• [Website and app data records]
-.-.-

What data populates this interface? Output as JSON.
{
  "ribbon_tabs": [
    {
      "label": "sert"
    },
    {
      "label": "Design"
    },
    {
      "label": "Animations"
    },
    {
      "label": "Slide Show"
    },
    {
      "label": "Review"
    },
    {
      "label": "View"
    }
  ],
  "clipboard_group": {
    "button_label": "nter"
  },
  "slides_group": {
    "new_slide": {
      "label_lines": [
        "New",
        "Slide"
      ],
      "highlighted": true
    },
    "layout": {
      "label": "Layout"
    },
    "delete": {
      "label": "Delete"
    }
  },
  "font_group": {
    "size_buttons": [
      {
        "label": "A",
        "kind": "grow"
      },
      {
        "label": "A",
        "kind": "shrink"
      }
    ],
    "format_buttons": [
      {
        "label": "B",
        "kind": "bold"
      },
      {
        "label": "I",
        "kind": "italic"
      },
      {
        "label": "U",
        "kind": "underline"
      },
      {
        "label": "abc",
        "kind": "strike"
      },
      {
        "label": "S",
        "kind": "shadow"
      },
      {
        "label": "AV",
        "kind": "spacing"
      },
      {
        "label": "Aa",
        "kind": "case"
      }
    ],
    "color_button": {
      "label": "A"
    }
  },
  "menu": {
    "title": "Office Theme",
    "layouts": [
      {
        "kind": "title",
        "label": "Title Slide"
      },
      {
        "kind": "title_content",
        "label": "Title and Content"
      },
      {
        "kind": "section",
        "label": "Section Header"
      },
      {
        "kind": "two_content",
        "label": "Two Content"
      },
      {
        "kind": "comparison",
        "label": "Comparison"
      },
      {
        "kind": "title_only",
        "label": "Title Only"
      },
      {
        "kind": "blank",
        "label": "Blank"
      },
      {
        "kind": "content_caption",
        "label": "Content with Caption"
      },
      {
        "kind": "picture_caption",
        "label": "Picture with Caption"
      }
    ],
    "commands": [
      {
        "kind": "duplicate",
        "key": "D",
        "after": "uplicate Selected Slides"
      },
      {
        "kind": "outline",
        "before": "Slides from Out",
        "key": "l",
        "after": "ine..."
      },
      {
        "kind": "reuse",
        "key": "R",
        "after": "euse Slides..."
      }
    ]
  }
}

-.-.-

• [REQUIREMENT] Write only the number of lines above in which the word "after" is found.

• [ANSWER SPACE] 3